Harrison case sent to trial court

Daily Staff Reporters
Published February 10, 2005

Suspended Michigan football player Larry Harrison attended his pre-trial yesterday where a judge examined the validity of the charges brought against him and determined that there was enough evidence to move Harrison’s case to a trial court where he could be convicted.

Harrison was apprehended by the Ann Arbor Police Department for indecent exposure in December when he was caught exposing himself and masturbating in front of an off-campus house. He is on trial for a total of four counts of sexual delinquency, said Chris Fitzpatrick, a detective at the AAPD, and could serve from one day to life on every charge.

Harrison pleaded “not guilty” to all four counts of sexual delinquency.

After the proceedings of the pre-trial, Judge John Collins concluded that there was enough evidence compiled against Harrison to hold a trial and possibly convict him on all counts. Collins set the trial date for March 23 at 4:30 p.m.

Testifying against the plaintiff, AAPD Officer Craig Lee detailed the acts of sexual delinquency that Harrison committed:

On the eve of Dec. 6, Lee went to investigate the reported incidents in plain clothes and without his police car. After receiving a call about a suspect gold Chevy Cavalier in the area of the reported exposure incidents, Lee, driving alone in a civilian car, began to follow the vehicle.

Lee followed the car to a house located on 730 S. Division St. The blinds were rolled up, and Lee could see the three white females through the window.

Lee parked across the street from the house so he could observe it, and he soon saw Harrison walking down the sidewalk toward the house.

Lee said that once Harrison approached the property line from the north, he pulled his pants down to his thighs, exposed himself completely and began to masturbate.

Lee said he observed Harrison masturbating while he was on the porch of 730 S. Division St. “He left and walked down the driveway to the street — masturbating the whole time,” Lee said.

Another officer soon arrived on the scene and helped Lee place Harrison under arrest.
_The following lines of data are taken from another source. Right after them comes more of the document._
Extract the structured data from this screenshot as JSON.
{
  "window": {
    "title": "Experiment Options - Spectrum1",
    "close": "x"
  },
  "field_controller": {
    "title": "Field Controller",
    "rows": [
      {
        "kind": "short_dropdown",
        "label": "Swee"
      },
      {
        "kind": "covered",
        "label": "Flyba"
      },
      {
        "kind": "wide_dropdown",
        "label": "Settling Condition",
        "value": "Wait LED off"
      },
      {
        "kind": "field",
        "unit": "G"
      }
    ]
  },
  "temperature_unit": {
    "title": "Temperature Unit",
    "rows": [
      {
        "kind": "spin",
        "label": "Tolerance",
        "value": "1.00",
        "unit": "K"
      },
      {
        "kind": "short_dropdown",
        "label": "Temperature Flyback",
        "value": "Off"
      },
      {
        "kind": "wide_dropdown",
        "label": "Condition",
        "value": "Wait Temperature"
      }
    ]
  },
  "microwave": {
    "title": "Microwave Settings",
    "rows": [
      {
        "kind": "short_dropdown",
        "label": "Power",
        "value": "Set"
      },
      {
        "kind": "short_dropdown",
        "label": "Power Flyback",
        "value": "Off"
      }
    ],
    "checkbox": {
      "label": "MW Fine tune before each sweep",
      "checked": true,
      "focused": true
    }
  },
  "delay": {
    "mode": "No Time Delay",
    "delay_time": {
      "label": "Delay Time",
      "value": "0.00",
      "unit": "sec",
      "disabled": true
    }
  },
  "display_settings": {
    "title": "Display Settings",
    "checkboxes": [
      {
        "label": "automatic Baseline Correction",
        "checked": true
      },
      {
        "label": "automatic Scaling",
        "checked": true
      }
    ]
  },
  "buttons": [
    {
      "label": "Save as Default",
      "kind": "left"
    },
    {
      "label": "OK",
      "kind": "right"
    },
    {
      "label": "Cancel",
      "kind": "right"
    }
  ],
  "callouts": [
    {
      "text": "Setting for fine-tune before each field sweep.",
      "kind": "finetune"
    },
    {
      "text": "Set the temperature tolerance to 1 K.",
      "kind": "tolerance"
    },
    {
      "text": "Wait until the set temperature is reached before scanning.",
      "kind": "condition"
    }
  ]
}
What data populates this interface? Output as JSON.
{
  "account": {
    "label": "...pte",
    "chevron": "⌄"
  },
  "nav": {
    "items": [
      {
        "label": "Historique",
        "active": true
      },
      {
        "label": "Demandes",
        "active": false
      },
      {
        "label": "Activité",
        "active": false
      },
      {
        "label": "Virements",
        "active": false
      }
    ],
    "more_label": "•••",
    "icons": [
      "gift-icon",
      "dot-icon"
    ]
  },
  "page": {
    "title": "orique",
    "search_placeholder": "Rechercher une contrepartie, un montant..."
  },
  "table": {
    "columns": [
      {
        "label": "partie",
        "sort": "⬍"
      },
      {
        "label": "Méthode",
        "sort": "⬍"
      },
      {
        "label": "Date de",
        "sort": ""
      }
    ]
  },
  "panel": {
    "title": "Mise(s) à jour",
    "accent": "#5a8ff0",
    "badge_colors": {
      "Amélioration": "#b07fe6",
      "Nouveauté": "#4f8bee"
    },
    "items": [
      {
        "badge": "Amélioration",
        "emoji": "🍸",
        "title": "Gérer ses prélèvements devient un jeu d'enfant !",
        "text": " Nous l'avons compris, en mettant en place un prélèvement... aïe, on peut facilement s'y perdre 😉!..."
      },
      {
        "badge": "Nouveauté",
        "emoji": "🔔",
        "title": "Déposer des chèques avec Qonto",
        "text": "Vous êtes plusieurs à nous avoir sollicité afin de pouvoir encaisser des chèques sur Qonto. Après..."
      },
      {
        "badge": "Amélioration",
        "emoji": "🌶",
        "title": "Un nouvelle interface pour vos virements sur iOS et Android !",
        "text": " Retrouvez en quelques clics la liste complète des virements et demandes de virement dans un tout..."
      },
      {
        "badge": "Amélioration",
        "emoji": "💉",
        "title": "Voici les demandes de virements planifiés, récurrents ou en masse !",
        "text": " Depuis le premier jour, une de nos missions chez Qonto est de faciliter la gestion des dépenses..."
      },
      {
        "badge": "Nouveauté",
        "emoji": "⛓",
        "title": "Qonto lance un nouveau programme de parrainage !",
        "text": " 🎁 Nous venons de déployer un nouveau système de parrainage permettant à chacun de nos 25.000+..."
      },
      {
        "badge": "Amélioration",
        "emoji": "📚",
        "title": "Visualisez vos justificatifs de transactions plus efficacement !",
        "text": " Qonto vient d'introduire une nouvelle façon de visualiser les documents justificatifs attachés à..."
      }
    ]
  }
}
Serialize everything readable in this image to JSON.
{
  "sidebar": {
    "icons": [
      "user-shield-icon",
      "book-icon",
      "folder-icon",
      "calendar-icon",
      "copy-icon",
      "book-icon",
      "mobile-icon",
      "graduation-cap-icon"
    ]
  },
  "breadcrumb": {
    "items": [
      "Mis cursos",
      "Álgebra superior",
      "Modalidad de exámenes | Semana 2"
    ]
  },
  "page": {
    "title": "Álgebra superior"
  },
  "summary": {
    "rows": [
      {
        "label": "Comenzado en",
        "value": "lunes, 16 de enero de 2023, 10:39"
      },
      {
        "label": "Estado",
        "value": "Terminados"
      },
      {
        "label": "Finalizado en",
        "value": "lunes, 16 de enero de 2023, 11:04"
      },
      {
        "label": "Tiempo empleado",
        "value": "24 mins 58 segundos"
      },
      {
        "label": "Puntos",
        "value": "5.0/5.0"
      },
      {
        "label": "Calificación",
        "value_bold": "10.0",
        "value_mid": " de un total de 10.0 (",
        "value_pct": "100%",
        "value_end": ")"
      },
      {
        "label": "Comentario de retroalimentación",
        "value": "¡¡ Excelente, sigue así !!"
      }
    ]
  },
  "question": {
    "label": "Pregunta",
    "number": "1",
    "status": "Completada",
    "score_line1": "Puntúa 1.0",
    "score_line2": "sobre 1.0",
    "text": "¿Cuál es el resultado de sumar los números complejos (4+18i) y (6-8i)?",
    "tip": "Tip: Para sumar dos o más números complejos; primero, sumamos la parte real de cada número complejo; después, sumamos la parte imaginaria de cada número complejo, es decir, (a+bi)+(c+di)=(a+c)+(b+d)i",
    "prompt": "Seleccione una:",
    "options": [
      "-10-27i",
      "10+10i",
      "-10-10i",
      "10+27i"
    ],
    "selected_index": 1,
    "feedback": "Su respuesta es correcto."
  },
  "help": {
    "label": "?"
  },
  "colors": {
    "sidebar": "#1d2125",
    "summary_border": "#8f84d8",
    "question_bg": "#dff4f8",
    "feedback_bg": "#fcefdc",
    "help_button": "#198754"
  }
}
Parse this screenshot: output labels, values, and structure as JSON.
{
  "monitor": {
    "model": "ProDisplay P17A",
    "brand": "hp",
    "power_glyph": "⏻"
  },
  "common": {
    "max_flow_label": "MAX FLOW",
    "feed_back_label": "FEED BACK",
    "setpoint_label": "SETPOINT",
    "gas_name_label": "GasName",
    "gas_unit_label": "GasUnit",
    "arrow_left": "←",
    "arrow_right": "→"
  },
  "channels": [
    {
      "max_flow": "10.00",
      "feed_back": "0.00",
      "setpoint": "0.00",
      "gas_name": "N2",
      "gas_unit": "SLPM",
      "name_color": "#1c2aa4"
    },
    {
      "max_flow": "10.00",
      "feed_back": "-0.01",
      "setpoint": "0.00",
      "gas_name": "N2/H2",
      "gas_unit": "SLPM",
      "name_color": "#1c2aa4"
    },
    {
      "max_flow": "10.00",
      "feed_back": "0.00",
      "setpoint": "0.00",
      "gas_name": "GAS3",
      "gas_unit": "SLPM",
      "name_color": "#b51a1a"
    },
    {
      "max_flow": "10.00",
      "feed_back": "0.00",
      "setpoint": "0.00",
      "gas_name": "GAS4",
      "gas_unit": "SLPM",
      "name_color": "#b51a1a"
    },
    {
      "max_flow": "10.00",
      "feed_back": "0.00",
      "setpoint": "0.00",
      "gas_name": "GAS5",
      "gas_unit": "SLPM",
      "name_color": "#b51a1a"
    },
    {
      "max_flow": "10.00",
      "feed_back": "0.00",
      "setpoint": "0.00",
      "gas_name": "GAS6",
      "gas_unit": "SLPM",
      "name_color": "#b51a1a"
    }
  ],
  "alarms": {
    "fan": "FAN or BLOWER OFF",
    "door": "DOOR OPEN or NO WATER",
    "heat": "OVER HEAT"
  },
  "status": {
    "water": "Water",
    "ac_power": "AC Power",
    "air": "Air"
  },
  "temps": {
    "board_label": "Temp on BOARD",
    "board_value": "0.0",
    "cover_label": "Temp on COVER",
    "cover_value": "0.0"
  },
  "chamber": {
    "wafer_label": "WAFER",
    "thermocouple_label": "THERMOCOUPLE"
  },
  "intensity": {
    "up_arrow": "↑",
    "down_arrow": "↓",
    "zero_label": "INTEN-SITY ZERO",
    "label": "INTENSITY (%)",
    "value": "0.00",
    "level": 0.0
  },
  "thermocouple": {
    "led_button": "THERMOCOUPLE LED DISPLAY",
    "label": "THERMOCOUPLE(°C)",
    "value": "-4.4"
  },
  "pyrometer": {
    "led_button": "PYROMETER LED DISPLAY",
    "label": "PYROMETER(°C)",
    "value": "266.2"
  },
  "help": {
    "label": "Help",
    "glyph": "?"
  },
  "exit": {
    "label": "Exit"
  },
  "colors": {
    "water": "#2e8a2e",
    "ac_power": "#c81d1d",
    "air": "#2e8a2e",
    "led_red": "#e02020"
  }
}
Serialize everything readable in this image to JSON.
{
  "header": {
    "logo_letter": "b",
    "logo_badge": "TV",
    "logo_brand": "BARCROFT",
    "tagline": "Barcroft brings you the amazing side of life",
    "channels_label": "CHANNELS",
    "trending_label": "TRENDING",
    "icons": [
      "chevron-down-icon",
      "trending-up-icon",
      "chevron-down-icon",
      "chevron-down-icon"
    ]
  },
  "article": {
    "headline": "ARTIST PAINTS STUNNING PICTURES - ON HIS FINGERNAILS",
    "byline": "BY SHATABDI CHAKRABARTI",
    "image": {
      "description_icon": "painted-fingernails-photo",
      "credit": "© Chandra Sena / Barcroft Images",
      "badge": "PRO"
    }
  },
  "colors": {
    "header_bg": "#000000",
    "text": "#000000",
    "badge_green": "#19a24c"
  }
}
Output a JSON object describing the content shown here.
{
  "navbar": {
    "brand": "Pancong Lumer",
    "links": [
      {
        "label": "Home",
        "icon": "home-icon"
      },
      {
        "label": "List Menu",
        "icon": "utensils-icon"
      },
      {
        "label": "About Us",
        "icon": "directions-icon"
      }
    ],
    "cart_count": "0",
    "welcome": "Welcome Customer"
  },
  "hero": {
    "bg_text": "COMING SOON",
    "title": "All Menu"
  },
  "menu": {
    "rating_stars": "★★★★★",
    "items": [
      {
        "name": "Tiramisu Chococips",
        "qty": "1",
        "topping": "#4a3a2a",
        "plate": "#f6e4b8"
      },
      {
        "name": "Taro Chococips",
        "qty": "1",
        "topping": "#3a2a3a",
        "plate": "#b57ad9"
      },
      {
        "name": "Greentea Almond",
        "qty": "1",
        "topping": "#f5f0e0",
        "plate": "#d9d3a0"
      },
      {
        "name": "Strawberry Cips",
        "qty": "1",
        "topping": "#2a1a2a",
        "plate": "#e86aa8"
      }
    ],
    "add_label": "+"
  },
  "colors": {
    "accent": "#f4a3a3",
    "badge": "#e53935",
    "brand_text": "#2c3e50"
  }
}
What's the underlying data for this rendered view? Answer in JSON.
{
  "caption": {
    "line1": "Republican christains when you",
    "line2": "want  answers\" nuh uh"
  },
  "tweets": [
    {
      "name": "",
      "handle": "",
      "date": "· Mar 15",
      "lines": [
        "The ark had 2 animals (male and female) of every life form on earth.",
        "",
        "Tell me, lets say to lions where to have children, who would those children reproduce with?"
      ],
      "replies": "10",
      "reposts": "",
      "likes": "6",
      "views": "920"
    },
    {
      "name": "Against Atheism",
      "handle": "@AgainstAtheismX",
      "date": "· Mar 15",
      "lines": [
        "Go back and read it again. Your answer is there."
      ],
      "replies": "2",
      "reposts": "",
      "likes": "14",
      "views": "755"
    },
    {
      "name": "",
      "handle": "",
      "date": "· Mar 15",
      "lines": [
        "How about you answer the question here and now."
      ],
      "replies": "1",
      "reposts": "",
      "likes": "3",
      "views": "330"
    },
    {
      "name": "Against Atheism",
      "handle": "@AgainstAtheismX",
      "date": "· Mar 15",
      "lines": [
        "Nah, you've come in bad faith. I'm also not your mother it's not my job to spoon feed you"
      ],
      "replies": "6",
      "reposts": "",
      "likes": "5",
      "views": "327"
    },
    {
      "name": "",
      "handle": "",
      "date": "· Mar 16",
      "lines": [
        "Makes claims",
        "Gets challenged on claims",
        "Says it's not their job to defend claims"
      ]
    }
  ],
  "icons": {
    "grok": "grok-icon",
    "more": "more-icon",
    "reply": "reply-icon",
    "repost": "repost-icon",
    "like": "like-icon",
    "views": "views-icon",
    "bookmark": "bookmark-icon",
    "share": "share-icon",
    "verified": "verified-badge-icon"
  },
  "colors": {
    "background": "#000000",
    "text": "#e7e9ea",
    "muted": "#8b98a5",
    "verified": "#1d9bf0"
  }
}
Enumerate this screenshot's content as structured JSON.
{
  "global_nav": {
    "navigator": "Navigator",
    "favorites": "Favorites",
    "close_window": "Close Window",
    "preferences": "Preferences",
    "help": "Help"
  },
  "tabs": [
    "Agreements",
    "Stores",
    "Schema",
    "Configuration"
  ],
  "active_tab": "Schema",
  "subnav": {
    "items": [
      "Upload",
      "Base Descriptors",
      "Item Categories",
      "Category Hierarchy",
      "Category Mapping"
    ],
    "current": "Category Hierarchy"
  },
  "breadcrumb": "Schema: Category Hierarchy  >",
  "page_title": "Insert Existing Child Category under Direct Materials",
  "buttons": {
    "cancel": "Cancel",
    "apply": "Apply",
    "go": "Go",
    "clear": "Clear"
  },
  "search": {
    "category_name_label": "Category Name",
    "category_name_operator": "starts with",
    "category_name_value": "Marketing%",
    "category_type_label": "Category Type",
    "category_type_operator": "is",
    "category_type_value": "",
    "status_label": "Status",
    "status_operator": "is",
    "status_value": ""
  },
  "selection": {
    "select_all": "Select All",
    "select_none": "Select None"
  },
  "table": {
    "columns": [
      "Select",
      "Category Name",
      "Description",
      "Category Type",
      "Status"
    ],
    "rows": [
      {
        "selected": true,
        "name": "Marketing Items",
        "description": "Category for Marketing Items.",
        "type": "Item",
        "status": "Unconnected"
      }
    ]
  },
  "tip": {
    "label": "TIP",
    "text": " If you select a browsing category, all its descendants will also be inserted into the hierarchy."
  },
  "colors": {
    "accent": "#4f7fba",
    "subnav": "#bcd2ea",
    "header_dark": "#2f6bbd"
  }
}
Three women brought additional claims of sexual delinquency against Harrison during the pre-trial: Corinn Cunningham, Erin Sorensen and Kathrine Karlson.

Sorensen, a third-year Nursing student, said she and her housemates witnessed a man who fit Harrison’s description masturbating in front of their door on Dec. 6. Because of poor lighting, however, she was unable to clearly see his face.

Kathrine Karlson witnessed a similar instance on Aug. 22. Karslon said a man approached her and her friends with his pants down around his calves while they were sitting on the porch.

Harrison’s attorney, Anthony T. Chambers, heavily questioned the validity of the three girls’ accusations. Because all three girls allegedly saw the suspect at night and none got a good look at his face, exact identification of the defendant was in serious question.

Following the acts of indecency, the three females were given the opportunity to pick the perpetrator out of a photo lineup. However, no girl was able to pick out Harrison 100 percent of the time.

In fact, Cunningham picked out two older men in their 50s twice when looking at the photo lineups.

Chambers suggested that there was not enough evidence to convict Harrison in all four cases because the three girls did not clearly see the man’s face.

“The issues are obvious. There are identification problems where the individuals picked out 50-year-old men,” Chambers said.

However, Blaine Longsworth, the prosecuting attorney, said the crimes must have been committed by the same man. “There is significant commonality among all of these cases concerning who committed the crime and how it was committed,” Longsworth said.

Longsworth pointed to patterns in the cases: All of the incidents occurred at night within a small geographic area and the man always had his pants down below his knees and used his right hand.

“These reveal unconvincingly that it was the same person committing all of the crimes, and I would ask the court to bind (the four counts) over,” said Longsworth.

Judge John Collins, however, said the trial court would have to decide whether or not to join the cases together.


Court in session

-An AAPD officer and three women served as witnesses in Harrison’s pre-trial

-The prosecutor asked the court to join the four cases

-Harrison’s attorney, Anthony Chambers, argued there were different identification problems with the women’s testimonies, and therefore so they could not be joined together

-Harrison’s case will go to trial court on March 23